E.M. Fruchter is notifying Dr. King of the hotel accomodations made on his behalf. He list the cost of the rooms per night and request a fifty-dollar deposit from Dr. King.

A Challenge to the Churches and Synagogues

Dr. King expresses concern for the religious institutions of America. His concern is centered on the obligation that churches and synagogues have to advance civil rights and desegregation, while he goes on to reveal the parallels and connections between religion and society's values.

Letter from Clifford Alexander to MLK

Monday, January 29, 1968

Clifford Alexander, Chair of the Equal Employment Opportunity Commission, sends Dr. King a report involving discrimination against Jews in the workplace. According to the report, numerous members of the Jewish community face prejudice from receiving management level jobs in the white collar sector.


Dr. King documents a passage from William De Witt Hyde's "Five Great Philosophers of Life" on Epicureanism. The passage outlines Epicurus' view on pleasure and the impersonal nature of the world.

Letter from Dr. King to Dr. Arland F. Christ-Janer

Monday, November 19, 1962

Dr. King delivered a speech at Cornell College to discuss the problems of racial injustice within the nation. Dr. King expresses his deep gratitude for the hospitality he received during his visit.

Why Pay for Segregation?

In this appeal to the public, the author personifies segregation and urges Negroes to stop spending money at any store that practices segregation until segregation is dead and buried.

The Second Annual Bishop Lichtenberger Human Rights Award Dinner

The Chicago Chapter of The Episcopal Society for Cultural and Racial Unity invites Dr. King to the Second Annual Bishop Lichtenberger Human Rights Award Dinner. This award is being accepted by Mrs. Philip B. Daniels on behalf of her late son, Jonathan Myrick Daniels.

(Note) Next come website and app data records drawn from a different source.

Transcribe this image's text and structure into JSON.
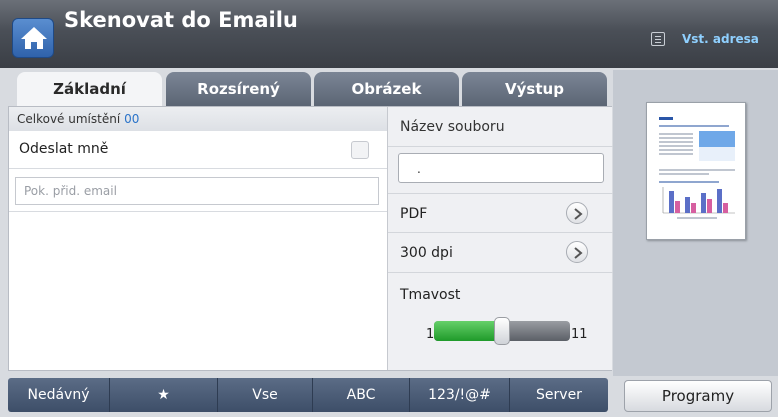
{
  "header": {
    "title": "Skenovat do Emailu",
    "address_label": "Vst. adresa",
    "home_icon": "home-icon",
    "address_icon": "address-book-icon"
  },
  "tabs": [
    {
      "label": "Základní",
      "active": true
    },
    {
      "label": "Rozsírený",
      "active": false
    },
    {
      "label": "Obrázek",
      "active": false
    },
    {
      "label": "Výstup",
      "active": false
    }
  ],
  "destinations": {
    "label": "Celkové umístění",
    "count": "00"
  },
  "send_to_me": {
    "label": "Odeslat mně",
    "checked": false
  },
  "email": {
    "placeholder": "Pok. přid. email"
  },
  "file": {
    "label": "Název souboru",
    "value": "."
  },
  "format": {
    "value": "PDF"
  },
  "resolution": {
    "value": "300 dpi"
  },
  "darkness": {
    "label": "Tmavost",
    "min": "1",
    "max": "11",
    "level": 6
  },
  "bottom_bar": [
    {
      "label": "Nedávný"
    },
    {
      "label": "★"
    },
    {
      "label": "Vse"
    },
    {
      "label": "ABC"
    },
    {
      "label": "123/!@#"
    },
    {
      "label": "Server"
    }
  ],
  "programs": {
    "label": "Programy"
  },
  "colors": {
    "header": "#4a4f57",
    "accent_link": "#8fd0ff",
    "slider_fill": "#1f9a2a",
    "tab_inactive": "#6a7483"
  }
}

Letter from Maurice Dawkins to MLK

Friday, June 30, 1967

Maurice Dawkins informs Dr. King that their meeting is being followed up with action in various regions and with cooperation of the OEO Regional Directors and Civil Rights Coordinators.

Problem of Evil

Dr. King writes about the problem of evil according to the 10th chapter of Proverbs.

Bloody Sunday

Dr. King recollects events that occurred on "Bloody Sunday" in Selma, Alabama as 525 blacks marching were tear-gassed, clubbed, and beaten by police officers and discusses how television helped the Civil Rights Movement. King asserts that the television helps us all be participants in vital matters and it adds trust and validity to the movement.

Letter from Rev. David Bentley to MLK

Sunday, January 22, 1967

Rev. David Bentley, resident and missionary from Amman, writes Dr. King inviting him to visit Jordan. Bentley wants Dr. King to see the displacement and maltreatment of the citizens of Jordan.

Give Decency A Chance in the South...

The Southern Conference Educational Fund (SCEF) is working toward eliminating "all forms of racial segregation in the Southern and border States." This brochure highlights SCEF's accomplishments, supporters, programs and future.